Some developments Consolidation and increase of relevant benefits inorder to support childhood development: research of riskfactors during pregnancy, household visits, prenatal educationand parental skills. High levels of user satisfaction with Bio-psychosocialSupport Program, and Support Program for the New-born(kits), at 81% and 94%, respectively. Systematic increase in de CHCC budgets (up 8% in2011), especially in terms or resources or support duringpregnancy and the benefit of preschool education.
Some developments Survey of 340 CHCC communal managers: theseresults will allow orientation on the use of the Funds forMunicipal Strengthening and regional technical assistanceteams. Creation of Indicators of Key Development for 100%of the communes, the object of which is to have indicatorsthat will allow us to identify how the Communal Networksare doing and what support they might need. Progressive increase in the use of the System forRegistration, Derivation, and Monitoring
Some Challenges Permanent re-installation of work networks.Consolidation of the management model. The communal teams need more support and need tolearn or improve their capacity for work within a networkframework. Quality standards ensured for all the benefits deliveredas well as access protocol of the benefits. Untreated childhood cohorts present a high frequencyof lagging and give their primary caregivers parentalstress. One third indicates not being able to support thechild. Strengthen assistance with families.
Key Concepts of the CHCC Model A single convener address on the transformation of society. Build on the country’s experience. National increase in existing interventions. Creation of new skills in the RRHH. Elimination of program overlap. Strengthening and formalization of network jobs on alllevels: • Circulation of information, management and continuous analysis of the information in order to make decisions. • The mechanics of derivations as pa practice for work. • Formalization of work networks beyond personal will.
Key Concepts of the CHCC Model Families who are primarily responsible for the upbringingand development of their children: offer more (and better)information to families. Focus on the quality of the services and benefits provided. Focus on the personalized accompaniment of each family. A welcoming and inclusive community that gives specialattention to small children. Multi-professional work teams whose main efforts andfocus are on childhood development.

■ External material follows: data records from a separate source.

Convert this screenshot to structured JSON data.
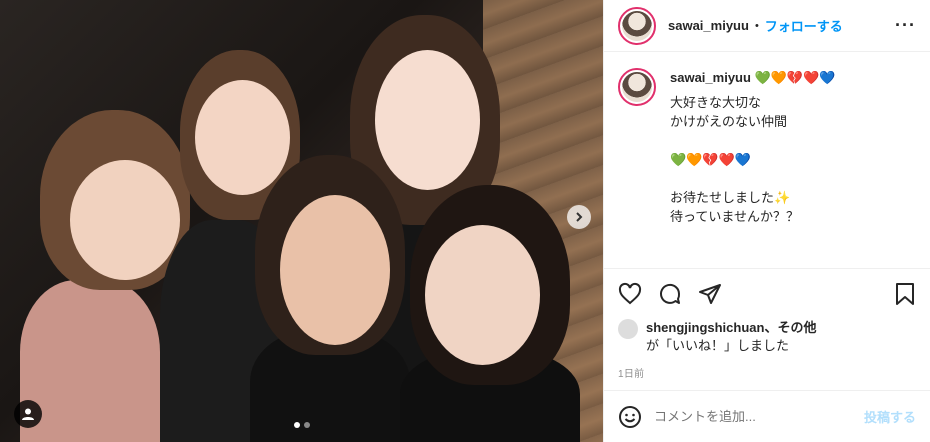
{
  "post": {
    "photo_alt": "",
    "carousel": {
      "count": 2,
      "active": 0
    }
  },
  "header": {
    "username": "sawai_miyuu",
    "bullet": "•",
    "follow_label": "フォローする",
    "more_label": "···"
  },
  "caption": {
    "username": "sawai_miyuu",
    "emoji": "💚🧡💔❤️💙",
    "lines": [
      "大好きな大切な",
      "かけがえのない仲間",
      "",
      "💚🧡💔❤️💙",
      "",
      "お待たせしました✨",
      "待っていませんか？？"
    ]
  },
  "likes": {
    "liker": "shengjingshichuan",
    "others": "、その他",
    "suffix": "が「いいね！」しました"
  },
  "timestamp": "1日前",
  "comment": {
    "placeholder": "コメントを追加...",
    "post_label": "投稿する"
  },
  "icons": {
    "like": "heart-icon",
    "comment": "comment-icon",
    "share": "share-icon",
    "save": "bookmark-icon",
    "emoji": "smiley-icon",
    "tag": "person-tag-icon",
    "next": "chevron-right-icon"
  },
  "colors": {
    "follow": "#0095f6",
    "avatar_ring": "#e1306c",
    "post_disabled": "#b2dffc",
    "muted": "#8e8e8e"
  }
}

Thank you The children’s future is always today. Gabriela Mistral